For 75 minutes, you almost forgot that a delicious luncheon was being served. No noises from cutlery and no small chatter! Everyone was busy furiously putting pen to paper, trying to capture all the networking jewels that Michael Roderick, CEO of Small Pond Enterprises, packaged so brilliantly at the Financial Women’s Association Entrepreneurs Committee’s event, “It’s Time to Rethink Your Network Strategy.”
The takeaways were abundant. Below are just a couple of the highlighted tips that will yield greater and more effective success in your networking and business development efforts.
1. Understand your relationship to “The Ask”: We all have anxieties, especially related to the act of asking for something, whether it’s a raise or a deal.
Some of us dread the action of asking, preferring to walk on hot coals. At the other extreme, we have the “steamroller” ask. In this situation, the person making “The Ask” is so wrapped up in themselves that they literally end up having a monologue. No one else seems to be part of the conversation!
To know where you fall on that continuum, to really be aware of your own level of anxiety, can help you achieve greater success. The more we understand what is behind our anxiety around “asking”, the more receptive we are to ask more effectively and use more sophisticated asking techniques.
2. Comprehend how you position yourself during “The Ask”: When you’re about to make “The Ask,” it’s important that you know that you’ll be perceived into one of four different categories, which are as easy to remember as “ABCD.” That way, it is much more likely to receive whatever you’re asking for. They include:
- Advocate: You support the work of the individual to whom you are reaching out
- Boomerang: you show reciprocity and are always willing to offer help
- Client: You express an interest in the services of the individual you are contacting
- Drain: Someone who shows no consideration for the person being contacted and, thereby, becomes a drain on their resources
3. Know your audience: Knowing your audience is critical, as you want “The Ask” to be on target with their pain points. Roderick refers to the “T.C.M. Index” – time, connections or money. One of these will always hold greater importance.
4. Appreciate the nuances that distinguish connection, referral and favor: A big help in Roderick’s own career was to heed Fred Wilson’s famous blog advocating the double opt-in introduction that says, “When introducing two people who don’t know each other, ask each of them to opt-in to the introduction before making it.”
In closing, Roderick playfully mused about networking events which serve such a large role in our day-to-day lives.
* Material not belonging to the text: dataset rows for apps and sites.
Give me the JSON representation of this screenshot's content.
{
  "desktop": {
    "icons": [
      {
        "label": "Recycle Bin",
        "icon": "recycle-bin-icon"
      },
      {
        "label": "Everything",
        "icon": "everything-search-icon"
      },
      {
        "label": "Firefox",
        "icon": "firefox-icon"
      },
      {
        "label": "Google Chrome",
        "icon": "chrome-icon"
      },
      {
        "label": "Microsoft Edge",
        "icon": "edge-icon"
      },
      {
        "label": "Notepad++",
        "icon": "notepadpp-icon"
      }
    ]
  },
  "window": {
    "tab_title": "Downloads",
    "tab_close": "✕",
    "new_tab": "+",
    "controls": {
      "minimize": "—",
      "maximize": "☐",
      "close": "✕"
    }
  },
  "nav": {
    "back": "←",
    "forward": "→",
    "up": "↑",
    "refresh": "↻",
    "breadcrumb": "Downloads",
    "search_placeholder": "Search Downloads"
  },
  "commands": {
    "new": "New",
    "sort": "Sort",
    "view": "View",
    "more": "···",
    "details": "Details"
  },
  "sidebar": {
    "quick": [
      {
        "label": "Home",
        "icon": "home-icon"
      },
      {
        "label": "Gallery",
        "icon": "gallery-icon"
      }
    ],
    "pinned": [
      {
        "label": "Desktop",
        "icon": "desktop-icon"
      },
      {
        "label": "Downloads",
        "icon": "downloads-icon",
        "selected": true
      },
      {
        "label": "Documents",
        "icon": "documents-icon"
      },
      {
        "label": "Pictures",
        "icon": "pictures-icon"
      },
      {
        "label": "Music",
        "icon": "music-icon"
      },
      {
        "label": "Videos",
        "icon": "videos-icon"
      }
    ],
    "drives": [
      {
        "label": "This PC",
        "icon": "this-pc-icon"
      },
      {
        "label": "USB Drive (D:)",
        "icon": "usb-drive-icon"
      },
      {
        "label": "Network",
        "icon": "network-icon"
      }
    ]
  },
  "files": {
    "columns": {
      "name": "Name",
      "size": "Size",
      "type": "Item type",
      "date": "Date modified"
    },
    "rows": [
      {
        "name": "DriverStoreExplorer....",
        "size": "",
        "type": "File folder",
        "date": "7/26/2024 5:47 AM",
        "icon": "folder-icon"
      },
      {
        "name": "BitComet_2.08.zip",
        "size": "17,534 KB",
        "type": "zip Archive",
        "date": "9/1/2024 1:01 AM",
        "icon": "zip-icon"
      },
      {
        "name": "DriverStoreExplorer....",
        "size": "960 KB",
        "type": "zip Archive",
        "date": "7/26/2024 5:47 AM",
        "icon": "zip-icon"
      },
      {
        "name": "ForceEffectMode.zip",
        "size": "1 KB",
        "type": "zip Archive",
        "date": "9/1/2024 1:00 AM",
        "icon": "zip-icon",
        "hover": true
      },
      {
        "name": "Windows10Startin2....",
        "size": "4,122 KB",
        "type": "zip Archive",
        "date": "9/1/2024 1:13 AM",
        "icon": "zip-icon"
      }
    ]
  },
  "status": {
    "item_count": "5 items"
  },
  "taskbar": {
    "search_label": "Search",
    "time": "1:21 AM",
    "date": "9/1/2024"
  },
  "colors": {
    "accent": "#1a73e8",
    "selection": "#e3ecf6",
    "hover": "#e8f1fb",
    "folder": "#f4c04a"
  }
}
He said, “Networking events are filled with creatures from the sea. Some are sharks, ready to devour their young. Some are dolphins, glad to stay and play only with their own kind. But some are ‘floundering’; drowning! We’ve all seen them … hugging the food bar or trying to look busy, busy, busy on their mobile phones.”
Here, Roderick suggests that we play the role of lifeguard. Throw out a lifesaver to the flounders by introducing yourself, striking up a conversation and showing an interest in them. And, indeed, your memorable deed will be remembered as networking, at its core, which is about making yourself valuable in the eyes of others.
Special thanks to Alana McNichol, co-chair of the Entrepreneurs Committee; Marian Knowles and Susan Erickson, committee members who handled registration and photography; co-chair Diana Merenda and co-chair Professional Development Committee Sharon Lewis for the newsletter write-up, and to Justin Winters of the FWA Men’s Alliance for connecting the Entrepreneurs Committee to Michael Roderick and Small Pond Enterprises.